▶ What is expected: Retype the data below without altering anything.

[Excerpts from an interface dataset]
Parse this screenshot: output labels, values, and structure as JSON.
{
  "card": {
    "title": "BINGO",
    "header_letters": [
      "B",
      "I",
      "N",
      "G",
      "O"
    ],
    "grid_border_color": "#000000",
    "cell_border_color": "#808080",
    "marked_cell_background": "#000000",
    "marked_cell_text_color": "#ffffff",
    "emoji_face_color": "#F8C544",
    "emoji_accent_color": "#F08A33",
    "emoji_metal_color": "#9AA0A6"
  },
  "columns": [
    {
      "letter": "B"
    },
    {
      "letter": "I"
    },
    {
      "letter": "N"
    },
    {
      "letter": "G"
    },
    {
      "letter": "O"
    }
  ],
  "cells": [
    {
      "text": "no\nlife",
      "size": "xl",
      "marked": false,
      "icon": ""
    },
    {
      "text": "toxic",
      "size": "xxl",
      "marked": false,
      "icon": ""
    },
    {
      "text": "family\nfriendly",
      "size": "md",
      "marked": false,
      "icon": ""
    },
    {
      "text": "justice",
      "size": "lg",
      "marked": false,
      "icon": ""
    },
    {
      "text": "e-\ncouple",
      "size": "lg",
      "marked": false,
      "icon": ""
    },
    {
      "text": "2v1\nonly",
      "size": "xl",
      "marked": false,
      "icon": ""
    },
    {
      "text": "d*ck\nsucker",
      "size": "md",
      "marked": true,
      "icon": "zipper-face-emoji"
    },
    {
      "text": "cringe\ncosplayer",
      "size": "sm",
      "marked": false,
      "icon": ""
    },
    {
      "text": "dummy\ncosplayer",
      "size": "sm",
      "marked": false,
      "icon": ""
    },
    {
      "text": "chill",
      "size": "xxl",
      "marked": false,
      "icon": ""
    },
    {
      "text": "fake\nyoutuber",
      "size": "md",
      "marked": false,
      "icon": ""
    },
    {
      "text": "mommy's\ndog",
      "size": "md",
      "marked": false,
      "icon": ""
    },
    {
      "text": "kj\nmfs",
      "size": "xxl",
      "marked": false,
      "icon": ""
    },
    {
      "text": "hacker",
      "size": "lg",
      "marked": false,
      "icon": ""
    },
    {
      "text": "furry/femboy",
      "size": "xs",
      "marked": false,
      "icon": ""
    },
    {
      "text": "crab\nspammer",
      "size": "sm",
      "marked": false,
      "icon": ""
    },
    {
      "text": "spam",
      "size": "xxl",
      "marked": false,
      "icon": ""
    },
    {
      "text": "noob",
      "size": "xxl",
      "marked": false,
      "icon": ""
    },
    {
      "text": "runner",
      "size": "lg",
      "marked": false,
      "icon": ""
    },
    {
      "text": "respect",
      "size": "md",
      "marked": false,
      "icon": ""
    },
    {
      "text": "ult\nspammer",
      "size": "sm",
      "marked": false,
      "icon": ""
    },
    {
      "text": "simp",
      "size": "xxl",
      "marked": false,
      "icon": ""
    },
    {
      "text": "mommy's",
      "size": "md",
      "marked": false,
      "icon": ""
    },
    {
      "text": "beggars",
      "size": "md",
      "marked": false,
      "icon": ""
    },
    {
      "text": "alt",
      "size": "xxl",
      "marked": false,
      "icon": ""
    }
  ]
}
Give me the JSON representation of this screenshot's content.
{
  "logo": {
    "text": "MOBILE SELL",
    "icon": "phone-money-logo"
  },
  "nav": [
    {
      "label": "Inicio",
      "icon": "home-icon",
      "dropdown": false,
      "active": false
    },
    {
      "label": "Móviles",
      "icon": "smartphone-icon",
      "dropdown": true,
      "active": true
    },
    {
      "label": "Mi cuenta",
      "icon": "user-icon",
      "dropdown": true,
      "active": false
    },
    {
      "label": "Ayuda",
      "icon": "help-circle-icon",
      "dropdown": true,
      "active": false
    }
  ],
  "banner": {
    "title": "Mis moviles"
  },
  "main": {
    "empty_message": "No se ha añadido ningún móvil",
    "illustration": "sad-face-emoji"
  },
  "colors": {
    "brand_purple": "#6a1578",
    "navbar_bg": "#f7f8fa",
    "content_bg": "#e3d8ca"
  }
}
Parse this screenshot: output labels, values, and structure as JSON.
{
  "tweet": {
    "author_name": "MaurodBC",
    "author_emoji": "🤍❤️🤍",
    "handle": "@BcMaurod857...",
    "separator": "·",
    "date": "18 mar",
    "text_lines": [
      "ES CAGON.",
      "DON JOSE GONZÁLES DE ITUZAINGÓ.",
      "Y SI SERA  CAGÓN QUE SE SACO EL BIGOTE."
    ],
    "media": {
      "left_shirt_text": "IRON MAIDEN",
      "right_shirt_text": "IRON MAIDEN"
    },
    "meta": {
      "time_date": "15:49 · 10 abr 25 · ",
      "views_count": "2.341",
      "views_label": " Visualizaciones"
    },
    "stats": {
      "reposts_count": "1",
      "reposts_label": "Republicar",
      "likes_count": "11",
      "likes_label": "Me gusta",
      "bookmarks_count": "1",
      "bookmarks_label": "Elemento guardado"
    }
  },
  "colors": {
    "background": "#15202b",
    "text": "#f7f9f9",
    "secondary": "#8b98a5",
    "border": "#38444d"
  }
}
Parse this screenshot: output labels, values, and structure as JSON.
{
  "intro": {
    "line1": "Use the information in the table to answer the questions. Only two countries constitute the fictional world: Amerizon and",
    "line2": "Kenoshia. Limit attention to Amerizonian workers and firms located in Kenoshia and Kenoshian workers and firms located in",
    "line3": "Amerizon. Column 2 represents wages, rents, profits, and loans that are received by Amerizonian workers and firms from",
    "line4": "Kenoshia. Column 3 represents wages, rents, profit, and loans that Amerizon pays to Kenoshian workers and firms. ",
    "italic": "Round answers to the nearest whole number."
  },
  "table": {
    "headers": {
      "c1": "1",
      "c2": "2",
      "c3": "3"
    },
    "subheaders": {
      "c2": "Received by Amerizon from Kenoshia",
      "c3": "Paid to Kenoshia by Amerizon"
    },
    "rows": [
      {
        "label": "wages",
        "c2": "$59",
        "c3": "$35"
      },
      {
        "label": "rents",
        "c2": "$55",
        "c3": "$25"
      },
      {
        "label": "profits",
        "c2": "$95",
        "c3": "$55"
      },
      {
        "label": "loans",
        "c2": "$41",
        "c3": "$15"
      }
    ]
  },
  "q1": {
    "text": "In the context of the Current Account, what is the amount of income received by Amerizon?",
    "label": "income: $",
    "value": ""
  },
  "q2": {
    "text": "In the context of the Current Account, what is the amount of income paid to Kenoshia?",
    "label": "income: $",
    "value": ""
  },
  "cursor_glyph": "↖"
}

▶ Problem solution:
Parse this screenshot: output labels, values, and structure as JSON.
{
  "card": {
    "title": "BINGO",
    "header_letters": [
      "B",
      "I",
      "N",
      "G",
      "O"
    ],
    "grid_border_color": "#000000",
    "cell_border_color": "#808080",
    "marked_cell_background": "#000000",
    "marked_cell_text_color": "#ffffff",
    "emoji_face_color": "#F8C544",
    "emoji_accent_color": "#F08A33",
    "emoji_metal_color": "#9AA0A6"
  },
  "columns": [
    {
      "letter": "B"
    },
    {
      "letter": "I"
    },
    {
      "letter": "N"
    },
    {
      "letter": "G"
    },
    {
      "letter": "O"
    }
  ],
  "cells": [
    {
      "text": "no\nlife",
      "size": "xl",
      "marked": false,
      "icon": ""
    },
    {
      "text": "toxic",
      "size": "xxl",
      "marked": false,
      "icon": ""
    },
    {
      "text": "family\nfriendly",
      "size": "md",
      "marked": false,
      "icon": ""
    },
    {
      "text": "justice",
      "size": "lg",
      "marked": false,
      "icon": ""
    },
    {
      "text": "e-\ncouple",
      "size": "lg",
      "marked": false,
      "icon": ""
    },
    {
      "text": "2v1\nonly",
      "size": "xl",
      "marked": false,
      "icon": ""
    },
    {
      "text": "d*ck\nsucker",
      "size": "md",
      "marked": true,
      "icon": "zipper-face-emoji"
    },
    {
      "text": "cringe\ncosplayer",
      "size": "sm",
      "marked": false,
      "icon": ""
    },
    {
      "text": "dummy\ncosplayer",
      "size": "sm",
      "marked": false,
      "icon": ""
    },
    {
      "text": "chill",
      "size": "xxl",
      "marked": false,
      "icon": ""
    },
    {
      "text": "fake\nyoutuber",
      "size": "md",
      "marked": false,
      "icon": ""
    },
    {
      "text": "mommy's\ndog",
      "size": "md",
      "marked": false,
      "icon": ""
    },
    {
      "text": "kj\nmfs",
      "size": "xxl",
      "marked": false,
      "icon": ""
    },
    {
      "text": "hacker",
      "size": "lg",
      "marked": false,
      "icon": ""
    },
    {
      "text": "furry/femboy",
      "size": "xs",
      "marked": false,
      "icon": ""
    },
    {
      "text": "crab\nspammer",
      "size": "sm",
      "marked": false,
      "icon": ""
    },
    {
      "text": "spam",
      "size": "xxl",
      "marked": false,
      "icon": ""
    },
    {
      "text": "noob",
      "size": "xxl",
      "marked": false,
      "icon": ""
    },
    {
      "text": "runner",
      "size": "lg",
      "marked": false,
      "icon": ""
    },
    {
      "text": "respect",
      "size": "md",
      "marked": false,
      "icon": ""
    },
    {
      "text": "ult\nspammer",
      "size": "sm",
      "marked": false,
      "icon": ""
    },
    {
      "text": "simp",
      "size": "xxl",
      "marked": false,
      "icon": ""
    },
    {
      "text": "mommy's",
      "size": "md",
      "marked": false,
      "icon": ""
    },
    {
      "text": "beggars",
      "size": "md",
      "marked": false,
      "icon": ""
    },
    {
      "text": "alt",
      "size": "xxl",
      "marked": false,
      "icon": ""
    }
  ]
}
Give me the JSON representation of this screenshot's content.
{
  "logo": {
    "text": "MOBILE SELL",
    "icon": "phone-money-logo"
  },
  "nav": [
    {
      "label": "Inicio",
      "icon": "home-icon",
      "dropdown": false,
      "active": false
    },
    {
      "label": "Móviles",
      "icon": "smartphone-icon",
      "dropdown": true,
      "active": true
    },
    {
      "label": "Mi cuenta",
      "icon": "user-icon",
      "dropdown": true,
      "active": false
    },
    {
      "label": "Ayuda",
      "icon": "help-circle-icon",
      "dropdown": true,
      "active": false
    }
  ],
  "banner": {
    "title": "Mis moviles"
  },
  "main": {
    "empty_message": "No se ha añadido ningún móvil",
    "illustration": "sad-face-emoji"
  },
  "colors": {
    "brand_purple": "#6a1578",
    "navbar_bg": "#f7f8fa",
    "content_bg": "#e3d8ca"
  }
}
Parse this screenshot: output labels, values, and structure as JSON.
{
  "tweet": {
    "author_name": "MaurodBC",
    "author_emoji": "🤍❤️🤍",
    "handle": "@BcMaurod857...",
    "separator": "·",
    "date": "18 mar",
    "text_lines": [
      "ES CAGON.",
      "DON JOSE GONZÁLES DE ITUZAINGÓ.",
      "Y SI SERA  CAGÓN QUE SE SACO EL BIGOTE."
    ],
    "media": {
      "left_shirt_text": "IRON MAIDEN",
      "right_shirt_text": "IRON MAIDEN"
    },
    "meta": {
      "time_date": "15:49 · 10 abr 25 · ",
      "views_count": "2.341",
      "views_label": " Visualizaciones"
    },
    "stats": {
      "reposts_count": "1",
      "reposts_label": "Republicar",
      "likes_count": "11",
      "likes_label": "Me gusta",
      "bookmarks_count": "1",
      "bookmarks_label": "Elemento guardado"
    }
  },
  "colors": {
    "background": "#15202b",
    "text": "#f7f9f9",
    "secondary": "#8b98a5",
    "border": "#38444d"
  }
}
Parse this screenshot: output labels, values, and structure as JSON.
{
  "intro": {
    "line1": "Use the information in the table to answer the questions. Only two countries constitute the fictional world: Amerizon and",
    "line2": "Kenoshia. Limit attention to Amerizonian workers and firms located in Kenoshia and Kenoshian workers and firms located in",
    "line3": "Amerizon. Column 2 represents wages, rents, profits, and loans that are received by Amerizonian workers and firms from",
    "line4": "Kenoshia. Column 3 represents wages, rents, profit, and loans that Amerizon pays to Kenoshian workers and firms. ",
    "italic": "Round answers to the nearest whole number."
  },
  "table": {
    "headers": {
      "c1": "1",
      "c2": "2",
      "c3": "3"
    },
    "subheaders": {
      "c2": "Received by Amerizon from Kenoshia",
      "c3": "Paid to Kenoshia by Amerizon"
    },
    "rows": [
      {
        "label": "wages",
        "c2": "$59",
        "c3": "$35"
      },
      {
        "label": "rents",
        "c2": "$55",
        "c3": "$25"
      },
      {
        "label": "profits",
        "c2": "$95",
        "c3": "$55"
      },
      {
        "label": "loans",
        "c2": "$41",
        "c3": "$15"
      }
    ]
  },
  "q1": {
    "text": "In the context of the Current Account, what is the amount of income received by Amerizon?",
    "label": "income: $",
    "value": ""
  },
  "q2": {
    "text": "In the context of the Current Account, what is the amount of income paid to Kenoshia?",
    "label": "income: $",
    "value": ""
  },
  "cursor_glyph": "↖"
}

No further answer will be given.